WHAT TO DO. After reading each line of the entries, give the number of lines that contain "screenshot" and nothing else.

########

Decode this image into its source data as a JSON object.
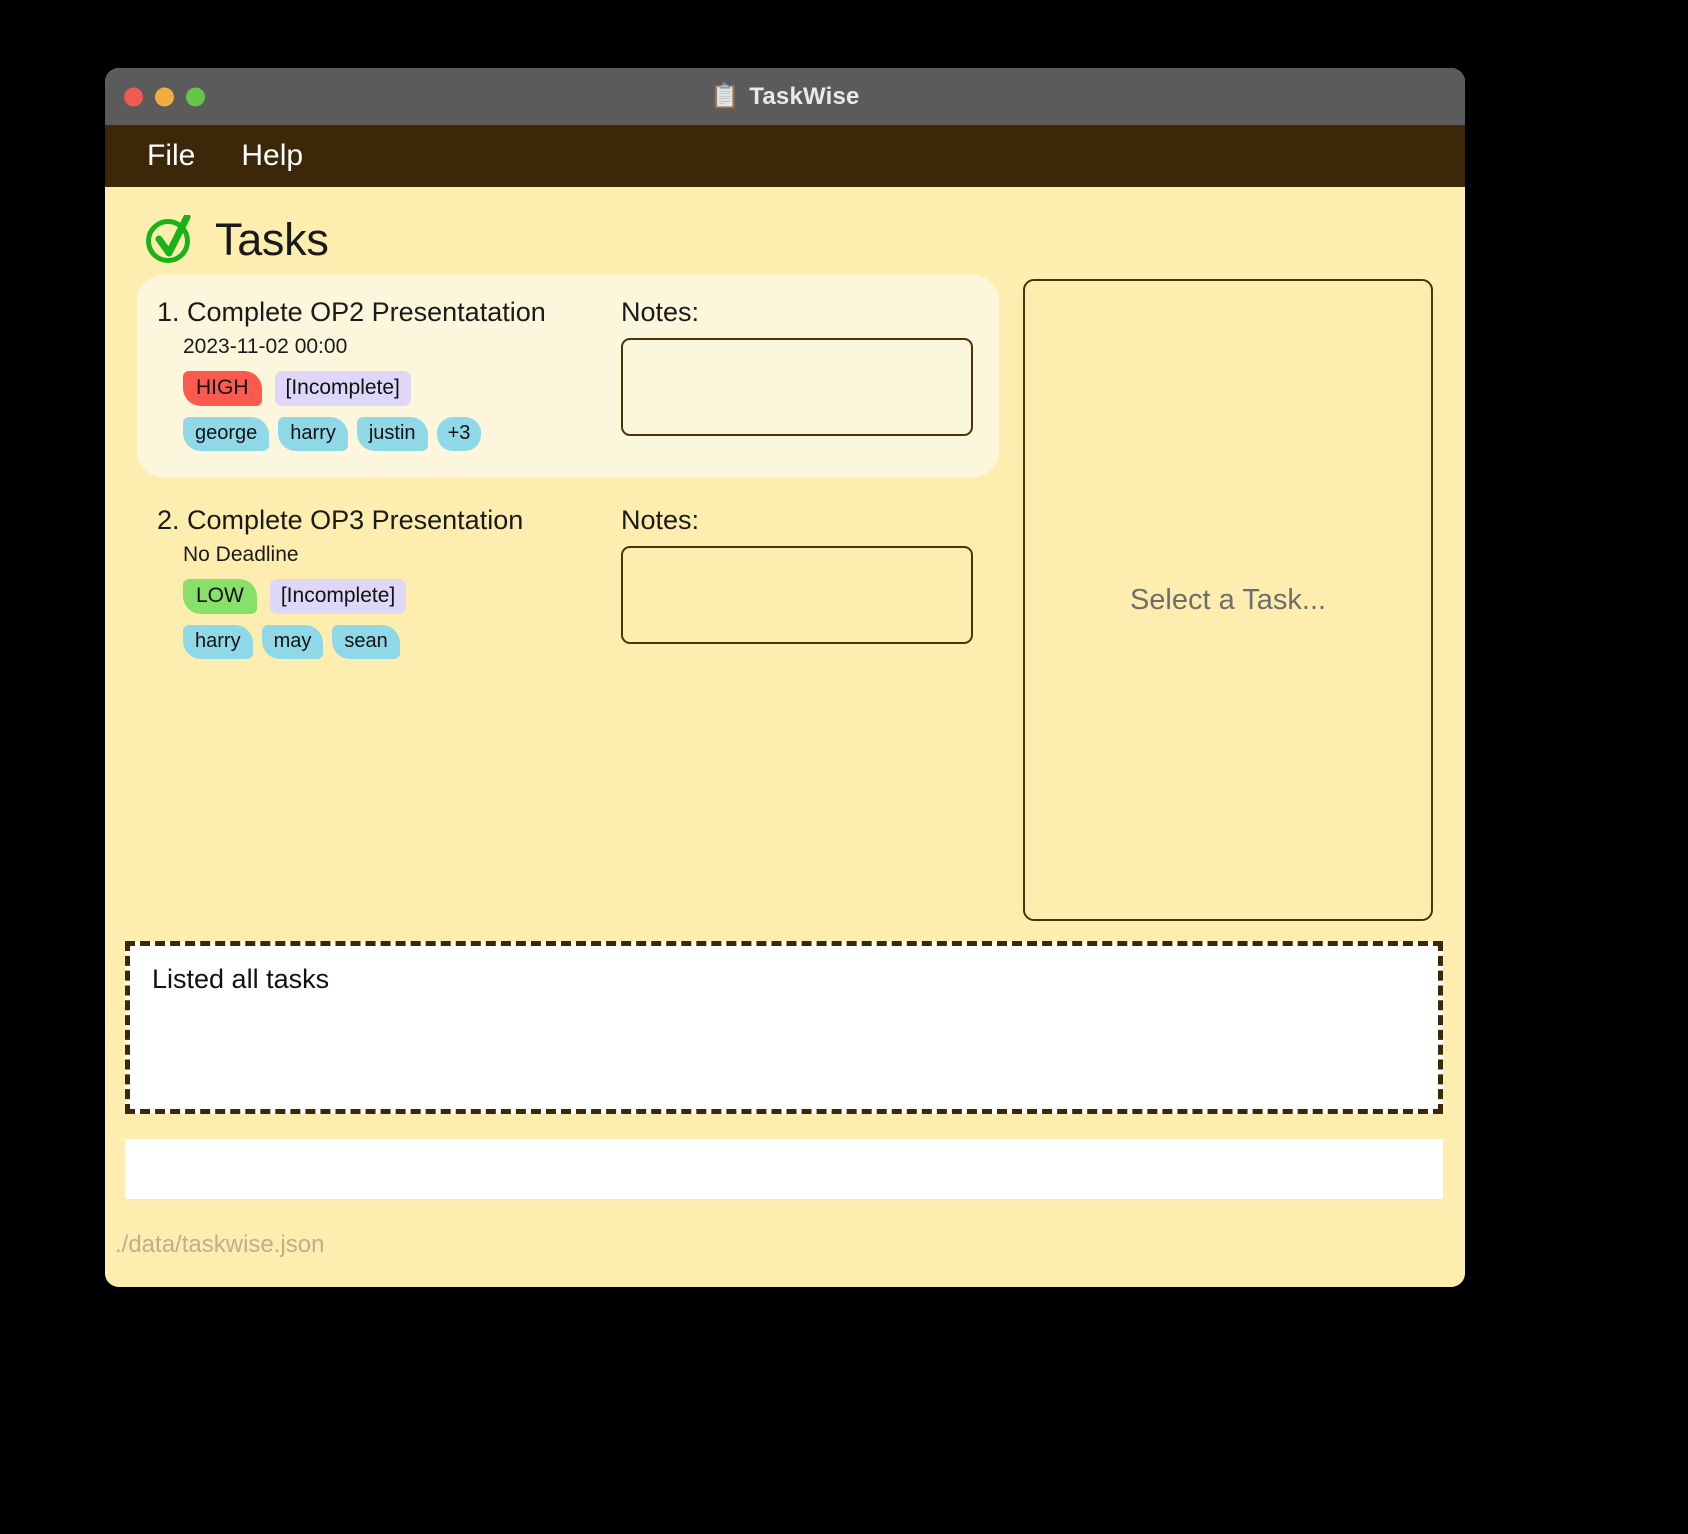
{
  "window": {
    "title": "TaskWise",
    "title_icon": "clipboard-checklist-icon",
    "traffic_lights": [
      "close",
      "minimize",
      "maximize"
    ]
  },
  "menubar": {
    "items": [
      {
        "label": "File"
      },
      {
        "label": "Help"
      }
    ]
  },
  "page": {
    "heading": "Tasks",
    "heading_icon": "green-check-circle-icon"
  },
  "tasks": [
    {
      "index_label": "1.",
      "title": "Complete OP2 Presentatation",
      "deadline": "2023-11-02 00:00",
      "priority": "HIGH",
      "priority_color": "#fb5a4c",
      "status": "[Incomplete]",
      "status_color": "#ded7f7",
      "assignees": [
        "george",
        "harry",
        "justin"
      ],
      "assignee_overflow": "+3",
      "selected": true,
      "notes_label": "Notes:",
      "notes_value": "",
      "notes_placeholder": ""
    },
    {
      "index_label": "2.",
      "title": "Complete OP3 Presentation",
      "deadline": "No Deadline",
      "priority": "LOW",
      "priority_color": "#86e06a",
      "status": "[Incomplete]",
      "status_color": "#ded7f7",
      "assignees": [
        "harry",
        "may",
        "sean"
      ],
      "assignee_overflow": "",
      "selected": false,
      "notes_label": "Notes:",
      "notes_value": "",
      "notes_placeholder": ""
    }
  ],
  "detail_panel": {
    "placeholder": "Select a Task..."
  },
  "log": {
    "message": "Listed all tasks"
  },
  "command": {
    "value": "",
    "placeholder": ""
  },
  "footer": {
    "file_path": "./data/taskwise.json"
  },
  "colors": {
    "window_bg": "#fdeeb0",
    "titlebar_bg": "#5b5b5b",
    "menubar_bg": "#3c2708",
    "accent_border": "#4a3305",
    "chip_bg": "#8fd8e8",
    "selected_card_bg": "#fcf6dc"
  }
}
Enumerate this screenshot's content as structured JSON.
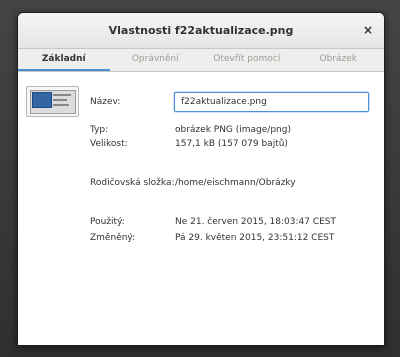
{
  "window": {
    "title": "Vlastnosti f22aktualizace.png",
    "close_glyph": "×"
  },
  "tabs": [
    {
      "label": "Základní",
      "active": true
    },
    {
      "label": "Oprávnění",
      "active": false
    },
    {
      "label": "Otevřít pomocí",
      "active": false
    },
    {
      "label": "Obrázek",
      "active": false
    }
  ],
  "properties": {
    "name_label": "Název:",
    "name_value": "f22aktualizace.png",
    "type_label": "Typ:",
    "type_value": "obrázek PNG (image/png)",
    "size_label": "Velikost:",
    "size_value": "157,1 kB (157 079 bajtů)",
    "parent_label": "Rodičovská složka:",
    "parent_value": "/home/eischmann/Obrázky",
    "accessed_label": "Použitý:",
    "accessed_value": "Ne 21. červen 2015, 18:03:47 CEST",
    "modified_label": "Změněný:",
    "modified_value": "Pá 29. květen 2015, 23:51:12 CEST"
  },
  "colors": {
    "accent": "#4a90d9",
    "text": "#2e3436",
    "inactive_tab_text": "#9a9c97"
  },
  "icons": {
    "close": "close-icon",
    "thumbnail": "file-thumbnail-icon"
  }
}
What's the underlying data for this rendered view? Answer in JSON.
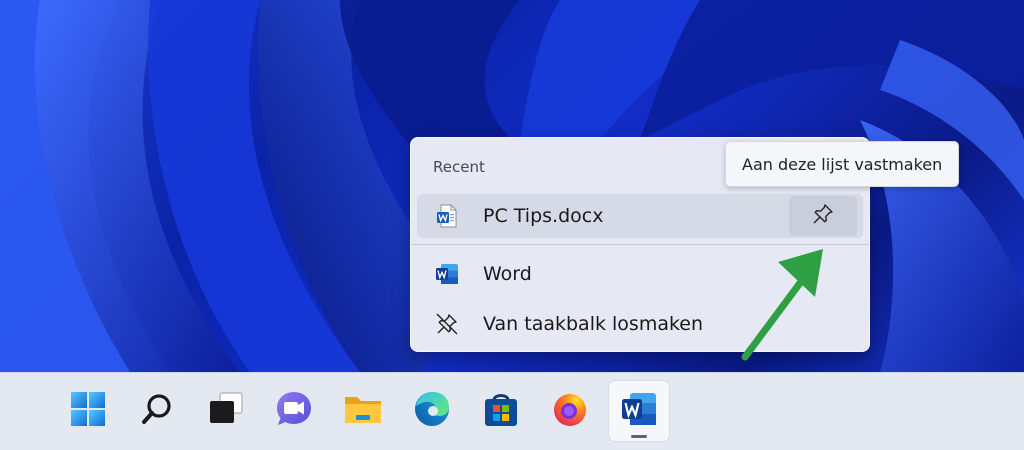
{
  "jumplist": {
    "recent_heading": "Recent",
    "recent_items": [
      {
        "label": "PC Tips.docx",
        "icon": "word-document-icon"
      }
    ],
    "tasks": [
      {
        "label": "Word",
        "icon": "word-app-icon"
      },
      {
        "label": "Van taakbalk losmaken",
        "icon": "unpin-icon"
      }
    ],
    "pin_button_icon": "pin-icon"
  },
  "tooltip": {
    "text": "Aan deze lijst vastmaken"
  },
  "annotation": {
    "color": "#2ea043"
  },
  "taskbar": {
    "apps": [
      {
        "icon": "windows-start-icon"
      },
      {
        "icon": "search-icon"
      },
      {
        "icon": "task-view-icon"
      },
      {
        "icon": "teams-chat-icon"
      },
      {
        "icon": "file-explorer-icon"
      },
      {
        "icon": "edge-icon"
      },
      {
        "icon": "microsoft-store-icon"
      },
      {
        "icon": "firefox-icon"
      },
      {
        "icon": "word-app-icon",
        "active": true
      }
    ]
  },
  "colors": {
    "accent": "#185abd",
    "desktop": "#1230c0"
  }
}
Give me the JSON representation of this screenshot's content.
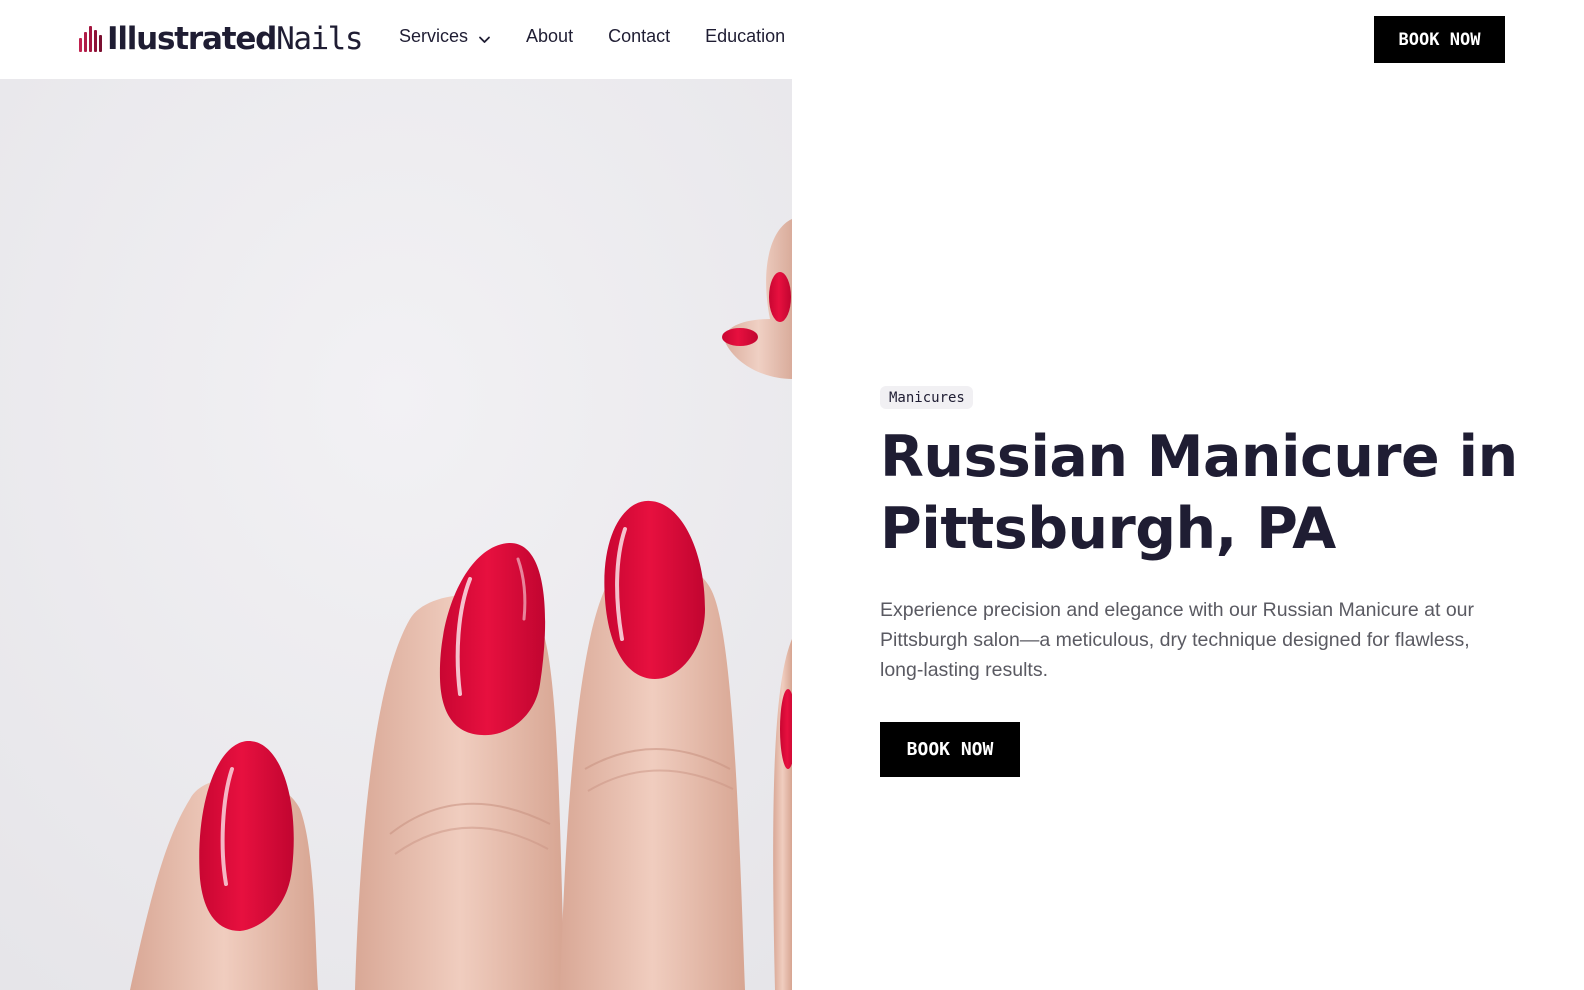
{
  "brand": {
    "name_bold": "Illustrated",
    "name_light": "Nails",
    "accent_color": "#a3163f"
  },
  "nav": {
    "items": [
      {
        "label": "Services",
        "has_dropdown": true,
        "icon": "chevron-down-icon"
      },
      {
        "label": "About"
      },
      {
        "label": "Contact"
      },
      {
        "label": "Education"
      }
    ]
  },
  "header": {
    "book_label": "BOOK NOW"
  },
  "hero": {
    "image_subject": "hand with glossy red almond-shaped manicured nails",
    "badge": "Manicures",
    "title": "Russian Manicure in Pittsburgh, PA",
    "description": "Experience precision and elegance with our Russian Manicure at our Pittsburgh salon—a meticulous, dry technique designed for flawless, long-lasting results.",
    "book_label": "BOOK NOW"
  },
  "colors": {
    "text_dark": "#1f1d33",
    "button_bg": "#000000",
    "button_text": "#ffffff",
    "nail_red": "#e10a3a",
    "image_bg": "#eeedf0"
  }
}
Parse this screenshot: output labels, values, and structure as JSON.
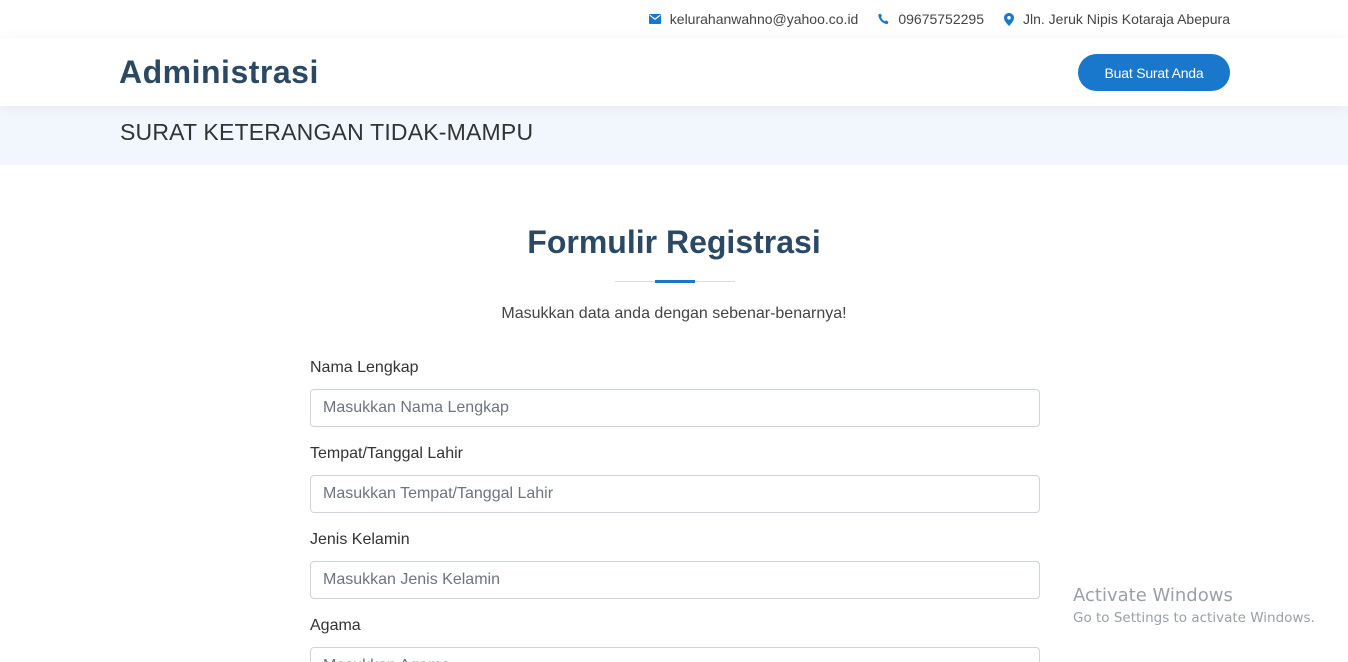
{
  "topbar": {
    "email": "kelurahanwahno@yahoo.co.id",
    "phone": "09675752295",
    "address": "Jln. Jeruk Nipis Kotaraja Abepura",
    "icons": [
      "envelope-icon",
      "phone-icon",
      "map-marker-icon"
    ]
  },
  "header": {
    "logo": "Administrasi",
    "cta_label": "Buat Surat Anda"
  },
  "breadcrumb": {
    "title": "SURAT KETERANGAN TIDAK-MAMPU"
  },
  "form": {
    "title": "Formulir Registrasi",
    "subtitle": "Masukkan data anda dengan sebenar-benarnya!",
    "fields": [
      {
        "label": "Nama Lengkap",
        "placeholder": "Masukkan Nama Lengkap",
        "value": ""
      },
      {
        "label": "Tempat/Tanggal Lahir",
        "placeholder": "Masukkan Tempat/Tanggal Lahir",
        "value": ""
      },
      {
        "label": "Jenis Kelamin",
        "placeholder": "Masukkan Jenis Kelamin",
        "value": ""
      },
      {
        "label": "Agama",
        "placeholder": "Masukkan Agama",
        "value": ""
      }
    ]
  },
  "watermark": {
    "title": "Activate Windows",
    "subtitle": "Go to Settings to activate Windows."
  },
  "colors": {
    "brand": "#1977cc",
    "heading": "#2c4964",
    "band": "#f1f7fd"
  }
}
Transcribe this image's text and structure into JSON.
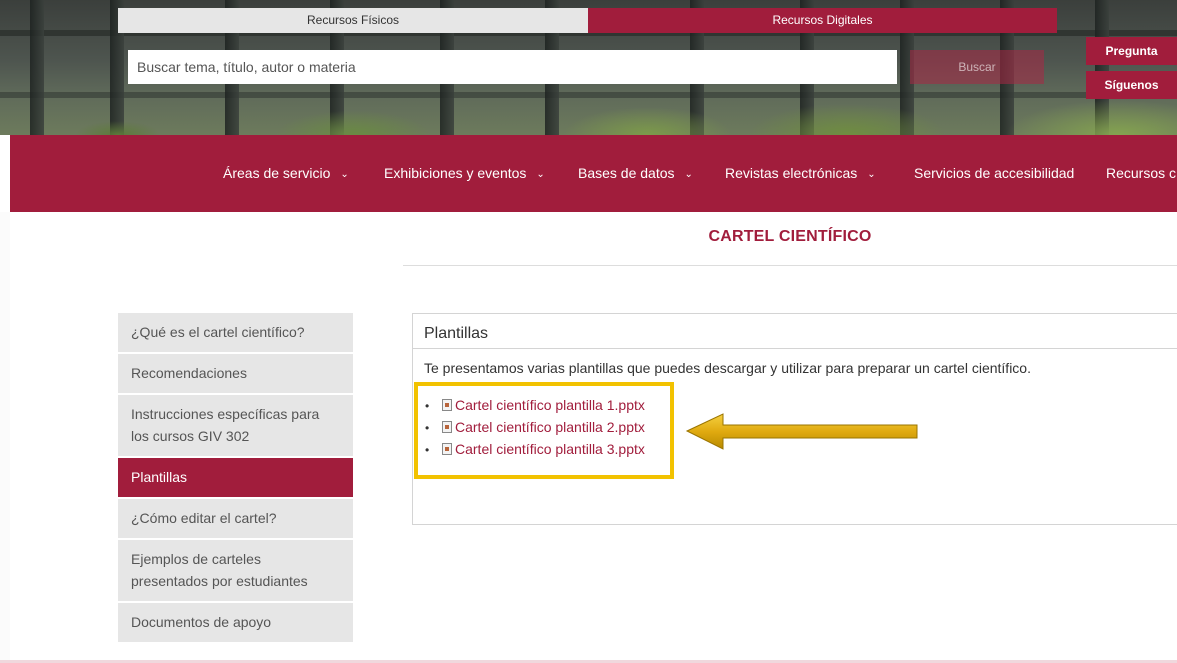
{
  "header": {
    "tab_fisicos": "Recursos Físicos",
    "tab_digitales": "Recursos Digitales",
    "search_placeholder": "Buscar tema, título, autor o materia",
    "search_button": "Buscar",
    "side_button_1": "Pregunta",
    "side_button_2": "Síguenos"
  },
  "nav": {
    "items": [
      {
        "label": "Áreas de servicio",
        "dropdown": true
      },
      {
        "label": "Exhibiciones y eventos",
        "dropdown": true
      },
      {
        "label": "Bases de datos",
        "dropdown": true
      },
      {
        "label": "Revistas electrónicas",
        "dropdown": true
      },
      {
        "label": "Servicios de accesibilidad",
        "dropdown": false
      },
      {
        "label": "Recursos c",
        "dropdown": false
      }
    ]
  },
  "page": {
    "title": "CARTEL CIENTÍFICO"
  },
  "sidemenu": {
    "items": [
      {
        "label": "¿Qué es el cartel científico?",
        "active": false
      },
      {
        "label": "Recomendaciones",
        "active": false
      },
      {
        "label": "Instrucciones específicas para los cursos GIV 302",
        "active": false
      },
      {
        "label": "Plantillas",
        "active": true
      },
      {
        "label": "¿Cómo editar el cartel?",
        "active": false
      },
      {
        "label": "Ejemplos de carteles presentados por estudiantes",
        "active": false
      },
      {
        "label": "Documentos de apoyo",
        "active": false
      }
    ]
  },
  "panel": {
    "heading": "Plantillas",
    "description": "Te presentamos varias plantillas que puedes descargar y utilizar para preparar un cartel científico.",
    "files": [
      "Cartel científico plantilla 1.pptx",
      "Cartel científico plantilla 2.pptx",
      "Cartel científico plantilla 3.pptx"
    ]
  },
  "colors": {
    "brand": "#a11d3c",
    "highlight": "#f2c200",
    "arrow": "#d9a400"
  }
}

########

SOLUTION. 3